Earlier this month, Microsoft threat analysts released an alert in a blog post warning organisations of a new attack vector being used to deploy malware.Read more
As the saying goes, there’s no rest for the wicked. Just a few months after behemoth IT management solutions provider SolarWinds was the victim of a major cyber attack, IT professionals across the globe are scrambling to patch their Exchange servers against a new zero-day exploit.
Earlier this month, it was announced that hundreds of thousands of organisations (at least 30,000 in the US alone) had potentially been compromised by a group called Hafnium, who are based out of China and believed to be state-sponsored.Read more
IT management software giant Solarwinds were the victims of what is believed to be one of the largest cyber attacks yet late last year, sending shivers down the spine of much of the tech world. The attack breached SolarWinds monitoring tool Orion, which allowed the hackers to deliver malicious updates to unsuspecting users of the tool for several months.

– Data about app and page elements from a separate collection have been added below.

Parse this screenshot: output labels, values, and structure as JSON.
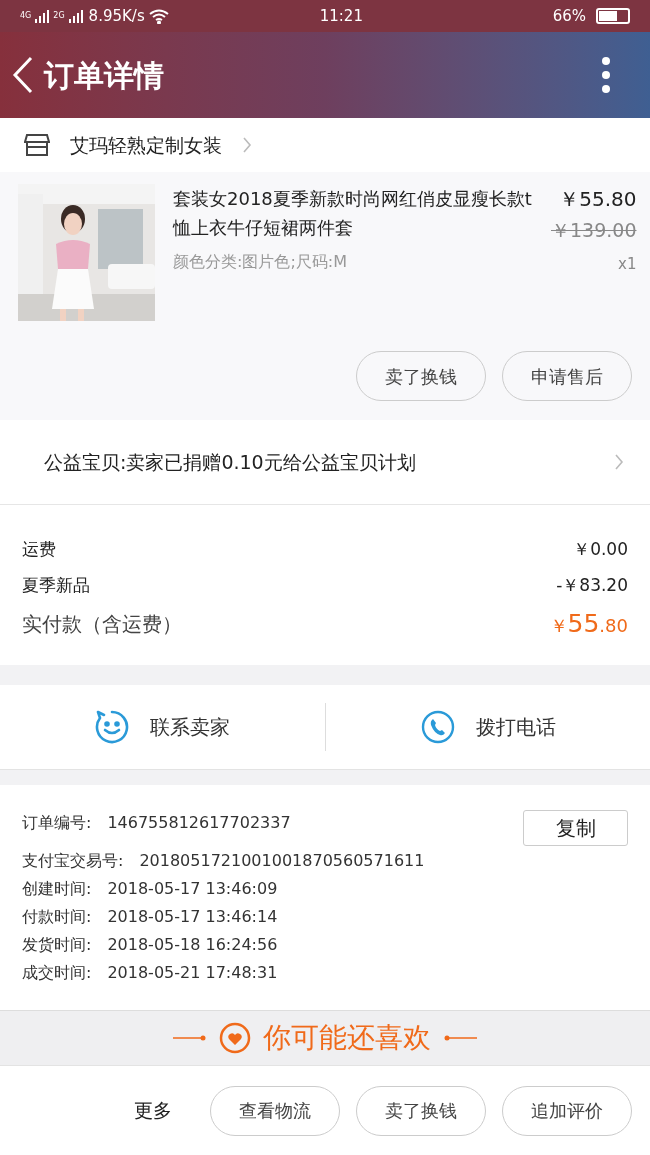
{
  "status_bar": {
    "network_1": "4G",
    "network_2": "2G",
    "speed": "8.95K/s",
    "time": "11:21",
    "battery": "66%"
  },
  "header": {
    "title": "订单详情"
  },
  "shop": {
    "name": "艾玛轻熟定制女装"
  },
  "product": {
    "title": "套装女2018夏季新款时尚网红俏皮显瘦长款t恤上衣牛仔短裙两件套",
    "variant": "颜色分类:图片色;尺码:M",
    "price": "￥55.80",
    "original_price": "￥139.00",
    "quantity": "x1",
    "actions": [
      "卖了换钱",
      "申请售后"
    ]
  },
  "charity": {
    "text": "公益宝贝:卖家已捐赠0.10元给公益宝贝计划"
  },
  "costs": [
    {
      "label": "运费",
      "value": "￥0.00"
    },
    {
      "label": "夏季新品",
      "value": "-￥83.20"
    }
  ],
  "total": {
    "label": "实付款（含运费）",
    "currency": "￥",
    "integer": "55",
    "decimal": ".80"
  },
  "contact": [
    {
      "kind": "chat",
      "label": "联系卖家"
    },
    {
      "kind": "phone",
      "label": "拨打电话"
    }
  ],
  "order_info": {
    "copy_button": "复制",
    "rows": [
      {
        "label": "订单编号:",
        "value": "146755812617702337"
      },
      {
        "label": "支付宝交易号:",
        "value": "2018051721001001870560571611"
      },
      {
        "label": "创建时间:",
        "value": "2018-05-17 13:46:09"
      },
      {
        "label": "付款时间:",
        "value": "2018-05-17 13:46:14"
      },
      {
        "label": "发货时间:",
        "value": "2018-05-18 16:24:56"
      },
      {
        "label": "成交时间:",
        "value": "2018-05-21 17:48:31"
      }
    ]
  },
  "recommend": {
    "title": "你可能还喜欢"
  },
  "bottom_bar": {
    "more": "更多",
    "buttons": [
      "查看物流",
      "卖了换钱",
      "追加评价"
    ]
  }
}
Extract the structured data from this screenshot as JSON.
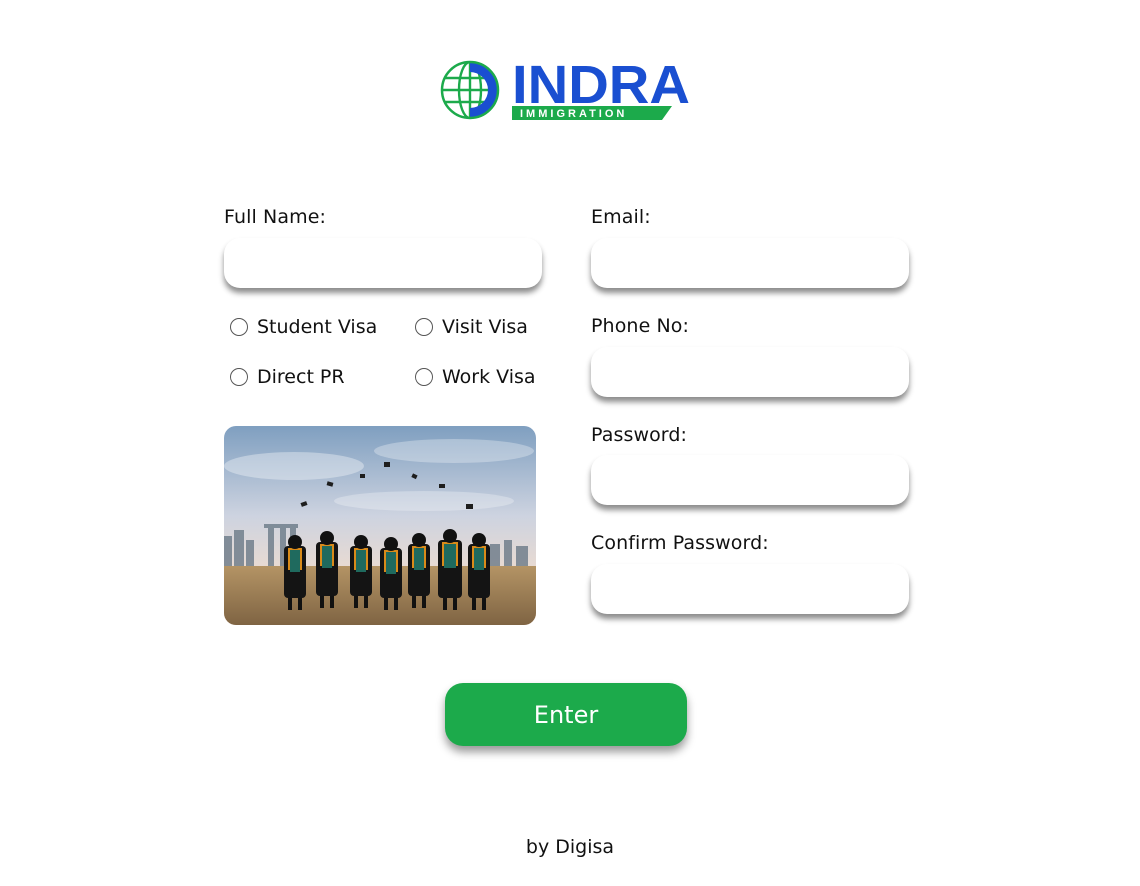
{
  "logo": {
    "brand": "INDRA",
    "tagline": "IMMIGRATION",
    "icon": "globe-logo-icon",
    "colors": {
      "blue": "#1a4fd1",
      "green": "#1caa4b"
    }
  },
  "form": {
    "full_name": {
      "label": "Full Name:",
      "value": "",
      "placeholder": ""
    },
    "email": {
      "label": "Email:",
      "value": "",
      "placeholder": ""
    },
    "phone": {
      "label": "Phone No:",
      "value": "",
      "placeholder": ""
    },
    "password": {
      "label": "Password:",
      "value": "",
      "placeholder": ""
    },
    "confirm_password": {
      "label": "Confirm Password:",
      "value": "",
      "placeholder": ""
    },
    "visa_options": [
      {
        "label": "Student Visa",
        "checked": false
      },
      {
        "label": "Visit Visa",
        "checked": false
      },
      {
        "label": "Direct PR",
        "checked": false
      },
      {
        "label": "Work Visa",
        "checked": false
      }
    ],
    "submit_label": "Enter",
    "submit_color": "#1caa4b"
  },
  "image": {
    "name": "graduates-photo"
  },
  "footer": {
    "credit": "by Digisa"
  }
}
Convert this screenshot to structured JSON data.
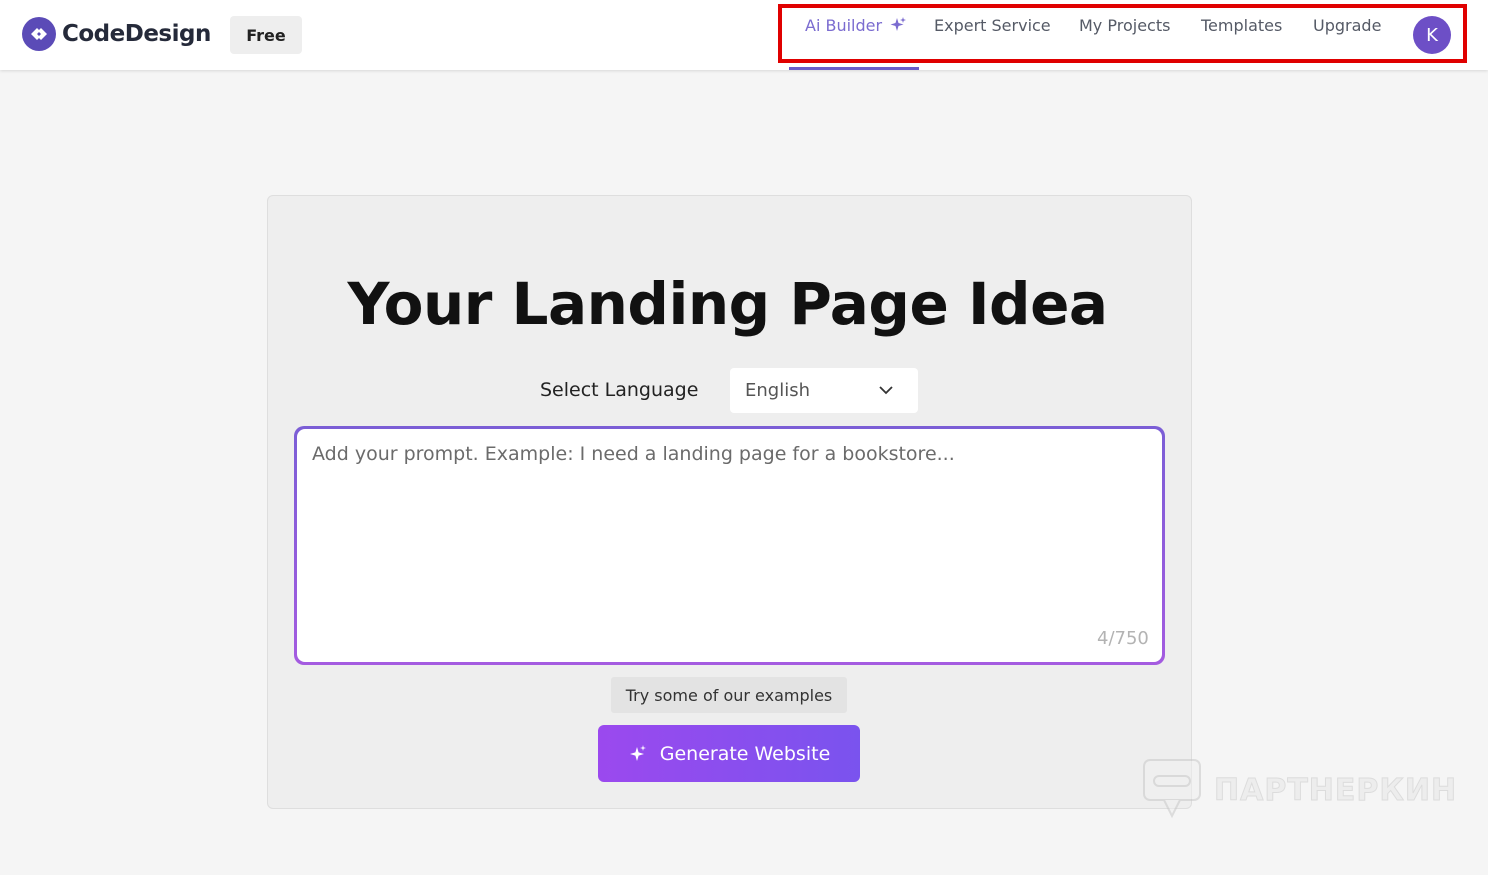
{
  "header": {
    "brand": "CodeDesign",
    "plan_badge": "Free",
    "nav": [
      {
        "label": "Ai Builder",
        "active": true,
        "icon": "sparkle-icon"
      },
      {
        "label": "Expert Service",
        "active": false
      },
      {
        "label": "My Projects",
        "active": false
      },
      {
        "label": "Templates",
        "active": false
      },
      {
        "label": "Upgrade",
        "active": false
      }
    ],
    "avatar_initial": "K",
    "accent_color": "#7b6cd0",
    "highlight_box_color": "#e00000"
  },
  "main": {
    "title": "Your Landing Page Idea",
    "language_label": "Select Language",
    "language_value": "English",
    "prompt": {
      "placeholder": "Add your prompt. Example: I need a landing page for a bookstore...",
      "counter": "4/750"
    },
    "examples_button": "Try some of our examples",
    "generate_button": "Generate Website",
    "button_color": "#8b4ff0"
  },
  "watermark": {
    "text": "ПАРТНЕРКИН"
  }
}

Now, two months after the breach was discovered, an alarming number of SolarWinds customers still have vulnerable Orion servers exposed to the internet.Read more
With 2020 coming to an end, after what felt like an eternity to many, cybersecurity & technology firm CrowdStrike have released their annual ‘Cyber Front Lines’ incident-analysis report, and it contains much food for thought. One of the more striking figures is that more than half of the cyber attacks they investigated involved ransomware; a form of malware which encrypts any files it can find until a ‘ransom’ is paid. Ransomware attacks are known to be extremely destructive, spreading quickly through networks and shutting down critical operations as they go.
Financially-motivated attacks in general, the majority of which were ransomware-based, made up 63% of the more than 200 incidents they responded to, demonstrating that the file-encrypting malware is big business for cyber criminals, and not going away any time soon.Read more
British Airways now hold the dubious honour of receiving the highest data protection fine that the UK has ever seen, after the Information Commissioner’s Office (ICO) handed down a record-breaking £20 million fine. The fine could have been much heftier, however, as the ICO fine was originally slated at well over £150 million. BA negotiated to have to fine reduced on the back of several factors, including how the Covid-19 pandemic has affected their industry and business and the conduction of a more thorough review on how the 2018 incident occurred from a technical standpoint.Read more